An effort to force a public referendum on building an arena in downtown Sacramento with a substantial public subsidy gathered enough signatures on petitions to qualify for the June 3 ballot, but had one problem.
“I’ve never seen a petition with as many flaws as this one,” City Clerk Shirley Concolino told the Sacramento Bee, explaining why she wouldn’t certify the measure.
She said groups submitted petitions with 34,000 signatures, 22,938 of which were valid. That was enough to qualify for the ballot. But Concolino found that there were nine different versions of the petition, each with different wording, and all lacking a significant clause that plainly states the proposal will become law if voters approve it.
Having nine different versions of the petition isn’t, in itself, a disqualifying factor, the city clerk said. But Concolino tossed 6,719 signatures because the petitions left out a crucial Notice of Intent language approved by her office and another 105 signatures because they were on petitions dated before she approved the request to circulate them.
That put the signatures, gathered at the urging of Sacramento Taxpayers Opposed to Pork (STOP) and Voters for a Fair Arena Deal, way below the 22,000 threshold.
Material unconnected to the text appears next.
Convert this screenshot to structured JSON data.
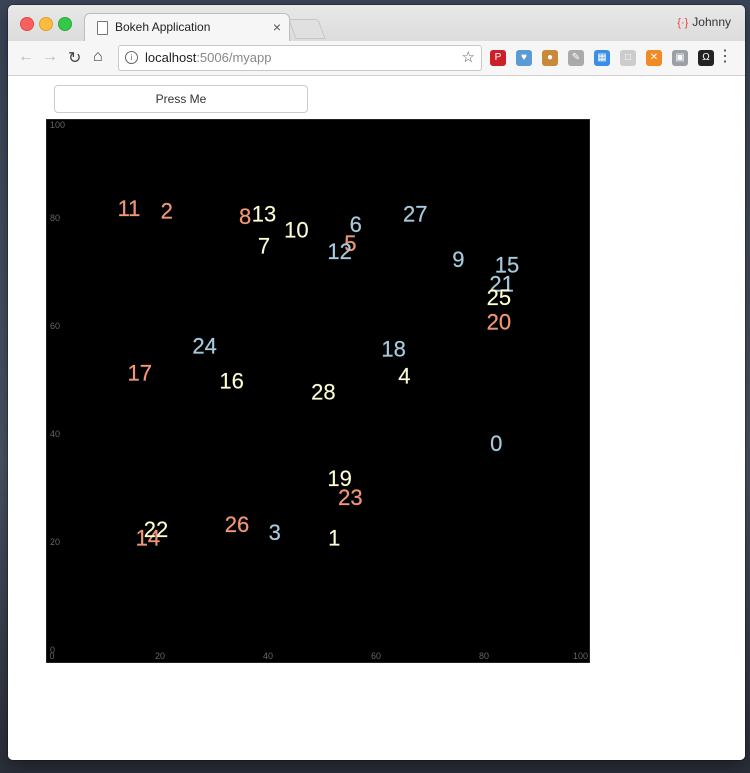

The city clerk said all the petitions lacked an enacting clause, required by one elections code section, and its faulty published Notice of Intent violated another. She expressed bafflement at a “random paragraph that is not even the same in each version of the petition.”
Proponents of the petition said the problem wasn’t flawed, nitpicked-to-death petitions. It was a political power structure bent on building a new arena after a high-stakes showdown with Seattle over keeping the Sacramento Kings basketball team in town.
Mayor Kevin Johnson, a former star in the National Basketball Association (NBA), has spearheaded an effort to retain the coveted team. Last July, the NBA blocked a sale of the Kings by the Maloof family to a group in Seattle, favoring the pitch from Sacramento locals. Part of that pitch was a pledge to sell $258 million in bonds to subsidize construction of a $448 million arena. The city financing comes primarily from borrowing against future parking garage revenue, some of which would be generated, hopefully, by development around the arena.
One development-friendly study projected the arena would have an economic impact of $11.5 billion over the next 35 years. But half of that would come from additional businesses moving into the adjoining area. There are no commitments for any of that development.
The campaign against the proposed arena deal was marred in August when the Fair Political Practices Commission (FPPC) hunted down the mystery donor who contributed $100,000 surreptitiously to it through a law firm, which it failed to properly report. At first, suspicion was directed at the Maloof family, but the perp was billionaire Chris Hansen, the gracious Seattle loser who had nothing but praise for his able opponents.
The FPPC fined him $50,000.
Investors are reportedly in talks with the city to build a 250-room hotel nearby, along with a 600-unit apartment building, 475,000 square feet of office space and 300,000 square feet of retail space once the arena project is locked in. It is not, yet.
Sacramento filed an eminent domain lawsuit in Superior Court two weeks ago to acquire a former Macy’s-occupied property that covers about half the property needed for the arena. The parcel owner, California Public Employees' Retirement System (CalPERS), is amenable to sell and doesn’t oppose the action. But U.S. Bank, which holds a building lease, does not agree.
The city clerk’s decision on the petitions is expected to be appealed to the courts.
Critics of the city’s financial role in the development point to studies that indicate a large sporting venue provides small, if any, economic municipal benefits.
A study in 2011 (pdf) by economics professors Robert A. Baade and Victor A. Matheson at College of the Holy Cross in Massachusetts looked at the experience of 125 teams in the five largest professional sports in North America—NFL, MLB, NHL, NBA and MLS—that have played in new stadiums since 1990. In general, most of the “significant cost” of new construction was borne by taxpayers.
The report cited a multitude of previous studies that found the “economic impact of sports teams or events is a fraction of that claimed by the boosters, and in some cases actually show a reduction in economic activity.” Short-term gains are short-lived and long-term gains are negligible.
In the end, the study agreed with those studies that “evidence of significant direct economic benefits from sporting events, franchises, and stadiums is lacking.” While it found that people derived pleasure from having a sports franchise, “sports may make a city happy, but they are unlikely to make a city rich.”